- WHAT YOU WILL DO: Count every line in this listing that has "Quản". Reply with only the total.
______
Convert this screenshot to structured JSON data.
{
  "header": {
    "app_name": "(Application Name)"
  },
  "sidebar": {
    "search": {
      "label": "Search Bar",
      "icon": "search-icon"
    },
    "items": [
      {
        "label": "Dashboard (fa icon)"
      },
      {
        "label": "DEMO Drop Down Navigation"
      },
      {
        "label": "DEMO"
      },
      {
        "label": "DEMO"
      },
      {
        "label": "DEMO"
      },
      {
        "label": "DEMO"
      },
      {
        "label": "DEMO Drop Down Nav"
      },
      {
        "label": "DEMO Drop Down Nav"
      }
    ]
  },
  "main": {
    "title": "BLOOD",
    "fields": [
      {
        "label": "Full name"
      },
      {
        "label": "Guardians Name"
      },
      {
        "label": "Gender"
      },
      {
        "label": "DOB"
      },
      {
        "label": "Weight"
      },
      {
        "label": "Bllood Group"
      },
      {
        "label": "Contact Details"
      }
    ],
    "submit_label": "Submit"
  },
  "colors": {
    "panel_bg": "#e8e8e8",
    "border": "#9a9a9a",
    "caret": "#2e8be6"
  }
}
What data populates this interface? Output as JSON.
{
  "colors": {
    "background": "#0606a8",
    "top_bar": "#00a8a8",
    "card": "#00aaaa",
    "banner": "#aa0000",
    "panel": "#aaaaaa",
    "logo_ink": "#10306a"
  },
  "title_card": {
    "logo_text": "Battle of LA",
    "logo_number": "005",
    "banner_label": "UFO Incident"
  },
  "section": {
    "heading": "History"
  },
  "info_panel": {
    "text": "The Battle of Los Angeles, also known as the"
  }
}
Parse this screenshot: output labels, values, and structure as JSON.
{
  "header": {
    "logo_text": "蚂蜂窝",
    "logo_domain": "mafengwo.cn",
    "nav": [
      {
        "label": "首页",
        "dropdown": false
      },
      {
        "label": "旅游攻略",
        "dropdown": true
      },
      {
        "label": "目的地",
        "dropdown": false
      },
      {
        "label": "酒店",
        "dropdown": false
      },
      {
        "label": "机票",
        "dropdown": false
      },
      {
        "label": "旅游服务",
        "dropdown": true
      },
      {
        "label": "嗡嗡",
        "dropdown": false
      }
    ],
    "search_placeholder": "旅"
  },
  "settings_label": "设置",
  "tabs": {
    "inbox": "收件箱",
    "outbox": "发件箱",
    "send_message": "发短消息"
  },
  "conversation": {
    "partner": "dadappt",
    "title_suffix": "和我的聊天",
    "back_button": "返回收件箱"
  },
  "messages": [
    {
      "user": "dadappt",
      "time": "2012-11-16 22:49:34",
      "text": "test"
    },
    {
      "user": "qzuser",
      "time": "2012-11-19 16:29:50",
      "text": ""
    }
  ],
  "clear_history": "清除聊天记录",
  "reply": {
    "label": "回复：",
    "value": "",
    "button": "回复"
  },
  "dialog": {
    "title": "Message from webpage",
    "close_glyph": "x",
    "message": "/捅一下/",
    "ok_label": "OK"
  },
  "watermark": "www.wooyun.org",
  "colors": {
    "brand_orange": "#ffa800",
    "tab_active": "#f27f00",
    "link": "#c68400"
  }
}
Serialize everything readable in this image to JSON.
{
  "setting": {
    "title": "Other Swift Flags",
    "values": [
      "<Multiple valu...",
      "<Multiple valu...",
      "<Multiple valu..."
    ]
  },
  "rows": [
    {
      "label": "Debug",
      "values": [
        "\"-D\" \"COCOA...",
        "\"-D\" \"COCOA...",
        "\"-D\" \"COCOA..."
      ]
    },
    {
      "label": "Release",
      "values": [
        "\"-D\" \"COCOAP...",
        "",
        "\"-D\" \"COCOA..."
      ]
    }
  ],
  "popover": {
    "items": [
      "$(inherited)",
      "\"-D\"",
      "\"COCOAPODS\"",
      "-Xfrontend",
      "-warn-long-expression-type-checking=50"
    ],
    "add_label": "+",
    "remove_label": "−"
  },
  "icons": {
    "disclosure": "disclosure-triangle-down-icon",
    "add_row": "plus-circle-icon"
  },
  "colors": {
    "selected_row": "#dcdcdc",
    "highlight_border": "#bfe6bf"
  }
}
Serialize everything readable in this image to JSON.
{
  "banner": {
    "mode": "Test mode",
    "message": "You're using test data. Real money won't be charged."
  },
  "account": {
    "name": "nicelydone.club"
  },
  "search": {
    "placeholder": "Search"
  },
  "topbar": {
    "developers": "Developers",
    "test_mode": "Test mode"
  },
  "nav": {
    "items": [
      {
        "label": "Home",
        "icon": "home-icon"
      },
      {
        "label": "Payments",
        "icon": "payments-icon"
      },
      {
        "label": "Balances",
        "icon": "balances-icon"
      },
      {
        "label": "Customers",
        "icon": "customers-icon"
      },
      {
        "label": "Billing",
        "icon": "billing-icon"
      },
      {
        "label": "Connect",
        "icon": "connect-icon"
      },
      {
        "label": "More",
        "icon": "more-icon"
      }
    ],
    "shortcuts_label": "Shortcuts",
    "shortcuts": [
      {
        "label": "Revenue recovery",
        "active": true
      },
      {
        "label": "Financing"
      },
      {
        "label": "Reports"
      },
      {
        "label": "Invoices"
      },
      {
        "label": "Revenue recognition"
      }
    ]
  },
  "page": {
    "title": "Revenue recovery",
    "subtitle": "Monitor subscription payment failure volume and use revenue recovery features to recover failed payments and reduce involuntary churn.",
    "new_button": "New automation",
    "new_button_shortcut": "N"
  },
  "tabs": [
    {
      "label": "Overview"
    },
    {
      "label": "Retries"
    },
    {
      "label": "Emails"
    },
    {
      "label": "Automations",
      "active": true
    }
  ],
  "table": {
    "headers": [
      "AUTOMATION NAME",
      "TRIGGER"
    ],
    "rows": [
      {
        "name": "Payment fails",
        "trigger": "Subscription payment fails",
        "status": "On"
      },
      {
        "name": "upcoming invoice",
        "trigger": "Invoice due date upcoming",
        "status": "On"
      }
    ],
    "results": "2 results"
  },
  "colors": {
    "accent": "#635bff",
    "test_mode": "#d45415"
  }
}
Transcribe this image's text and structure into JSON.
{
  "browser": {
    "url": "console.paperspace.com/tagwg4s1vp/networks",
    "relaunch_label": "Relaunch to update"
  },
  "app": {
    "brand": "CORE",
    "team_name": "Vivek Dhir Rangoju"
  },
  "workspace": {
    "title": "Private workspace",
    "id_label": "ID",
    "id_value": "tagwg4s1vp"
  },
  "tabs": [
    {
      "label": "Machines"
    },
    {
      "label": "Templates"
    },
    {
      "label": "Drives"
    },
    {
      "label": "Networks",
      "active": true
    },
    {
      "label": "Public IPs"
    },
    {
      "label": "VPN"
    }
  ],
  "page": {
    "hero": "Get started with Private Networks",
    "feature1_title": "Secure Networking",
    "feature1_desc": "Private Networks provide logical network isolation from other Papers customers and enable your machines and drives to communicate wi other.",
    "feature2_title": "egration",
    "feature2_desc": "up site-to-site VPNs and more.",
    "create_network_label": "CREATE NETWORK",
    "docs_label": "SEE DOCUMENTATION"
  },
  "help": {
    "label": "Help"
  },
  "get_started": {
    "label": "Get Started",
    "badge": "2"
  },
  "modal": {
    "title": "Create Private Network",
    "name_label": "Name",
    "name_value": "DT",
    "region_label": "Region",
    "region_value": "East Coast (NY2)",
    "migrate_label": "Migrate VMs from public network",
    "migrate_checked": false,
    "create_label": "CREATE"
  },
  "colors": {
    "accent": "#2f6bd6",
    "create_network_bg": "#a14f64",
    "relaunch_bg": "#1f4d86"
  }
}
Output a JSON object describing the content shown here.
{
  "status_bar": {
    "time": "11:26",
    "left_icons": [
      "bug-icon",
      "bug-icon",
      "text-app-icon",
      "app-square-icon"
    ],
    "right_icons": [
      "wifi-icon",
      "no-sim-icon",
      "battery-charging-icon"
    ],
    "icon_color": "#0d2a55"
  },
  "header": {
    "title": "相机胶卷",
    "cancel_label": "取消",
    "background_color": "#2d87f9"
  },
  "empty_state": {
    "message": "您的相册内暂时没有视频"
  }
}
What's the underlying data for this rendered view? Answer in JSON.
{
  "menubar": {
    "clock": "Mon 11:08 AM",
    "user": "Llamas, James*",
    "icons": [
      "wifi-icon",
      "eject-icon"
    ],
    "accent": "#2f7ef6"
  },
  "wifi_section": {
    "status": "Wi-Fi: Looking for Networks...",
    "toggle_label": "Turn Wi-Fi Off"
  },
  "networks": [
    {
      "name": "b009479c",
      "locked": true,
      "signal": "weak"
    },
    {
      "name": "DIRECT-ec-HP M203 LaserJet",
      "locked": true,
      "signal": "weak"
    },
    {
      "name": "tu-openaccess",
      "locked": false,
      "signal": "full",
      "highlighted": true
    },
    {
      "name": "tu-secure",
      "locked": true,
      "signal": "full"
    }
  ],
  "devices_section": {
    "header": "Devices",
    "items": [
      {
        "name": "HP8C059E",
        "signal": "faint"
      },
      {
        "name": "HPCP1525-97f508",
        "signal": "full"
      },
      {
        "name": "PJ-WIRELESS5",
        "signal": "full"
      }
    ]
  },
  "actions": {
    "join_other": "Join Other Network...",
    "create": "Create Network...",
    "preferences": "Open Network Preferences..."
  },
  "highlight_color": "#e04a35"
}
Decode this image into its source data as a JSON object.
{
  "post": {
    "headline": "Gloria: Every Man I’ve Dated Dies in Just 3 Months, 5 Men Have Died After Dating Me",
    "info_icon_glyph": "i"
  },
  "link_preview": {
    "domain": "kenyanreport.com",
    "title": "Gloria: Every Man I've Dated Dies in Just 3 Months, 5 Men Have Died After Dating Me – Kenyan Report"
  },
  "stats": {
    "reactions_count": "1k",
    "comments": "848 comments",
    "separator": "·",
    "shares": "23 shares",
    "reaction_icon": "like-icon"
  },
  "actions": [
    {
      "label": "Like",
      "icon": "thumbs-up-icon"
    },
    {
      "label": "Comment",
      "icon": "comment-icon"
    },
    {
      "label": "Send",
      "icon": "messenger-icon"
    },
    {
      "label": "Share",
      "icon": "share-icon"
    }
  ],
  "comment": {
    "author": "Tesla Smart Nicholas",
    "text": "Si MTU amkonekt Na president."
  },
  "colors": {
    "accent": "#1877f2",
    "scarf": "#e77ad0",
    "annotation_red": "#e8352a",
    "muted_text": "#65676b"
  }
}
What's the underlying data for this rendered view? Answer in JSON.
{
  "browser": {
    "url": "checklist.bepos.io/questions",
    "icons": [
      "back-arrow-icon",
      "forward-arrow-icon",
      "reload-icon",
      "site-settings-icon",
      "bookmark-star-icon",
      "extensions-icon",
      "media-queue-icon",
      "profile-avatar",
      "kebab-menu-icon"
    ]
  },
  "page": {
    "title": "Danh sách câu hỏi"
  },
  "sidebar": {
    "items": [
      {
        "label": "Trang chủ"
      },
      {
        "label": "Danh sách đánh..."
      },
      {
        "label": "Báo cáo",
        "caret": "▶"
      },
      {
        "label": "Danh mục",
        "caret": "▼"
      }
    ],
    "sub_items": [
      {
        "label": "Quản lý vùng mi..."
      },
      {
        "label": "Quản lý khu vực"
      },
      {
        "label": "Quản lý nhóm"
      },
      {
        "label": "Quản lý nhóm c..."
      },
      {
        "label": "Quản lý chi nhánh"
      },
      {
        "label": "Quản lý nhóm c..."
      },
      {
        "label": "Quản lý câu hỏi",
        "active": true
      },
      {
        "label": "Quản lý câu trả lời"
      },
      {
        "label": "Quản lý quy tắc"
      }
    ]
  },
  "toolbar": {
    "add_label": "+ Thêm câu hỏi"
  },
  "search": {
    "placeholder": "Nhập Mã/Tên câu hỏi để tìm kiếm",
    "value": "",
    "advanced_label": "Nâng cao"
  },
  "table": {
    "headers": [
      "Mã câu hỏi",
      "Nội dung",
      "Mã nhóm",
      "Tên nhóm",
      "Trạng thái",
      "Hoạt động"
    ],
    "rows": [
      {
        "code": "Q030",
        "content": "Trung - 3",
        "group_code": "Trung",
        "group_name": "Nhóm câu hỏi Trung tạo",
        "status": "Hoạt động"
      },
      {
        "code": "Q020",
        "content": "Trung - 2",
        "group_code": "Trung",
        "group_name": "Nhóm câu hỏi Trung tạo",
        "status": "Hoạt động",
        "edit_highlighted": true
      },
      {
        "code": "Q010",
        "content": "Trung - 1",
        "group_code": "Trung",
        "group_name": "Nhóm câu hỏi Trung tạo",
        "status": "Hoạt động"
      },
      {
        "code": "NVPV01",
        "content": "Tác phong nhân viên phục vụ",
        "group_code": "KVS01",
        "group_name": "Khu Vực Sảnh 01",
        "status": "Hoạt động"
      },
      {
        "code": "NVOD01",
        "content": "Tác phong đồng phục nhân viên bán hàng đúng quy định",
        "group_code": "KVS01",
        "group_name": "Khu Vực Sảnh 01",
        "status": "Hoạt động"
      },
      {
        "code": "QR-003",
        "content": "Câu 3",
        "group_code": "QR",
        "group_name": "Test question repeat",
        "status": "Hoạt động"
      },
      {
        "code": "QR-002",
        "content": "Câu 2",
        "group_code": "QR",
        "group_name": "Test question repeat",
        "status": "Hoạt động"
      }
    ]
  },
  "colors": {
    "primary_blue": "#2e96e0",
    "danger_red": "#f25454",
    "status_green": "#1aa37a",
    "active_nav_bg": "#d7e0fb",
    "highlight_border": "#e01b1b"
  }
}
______
- RESULT BELOW: 9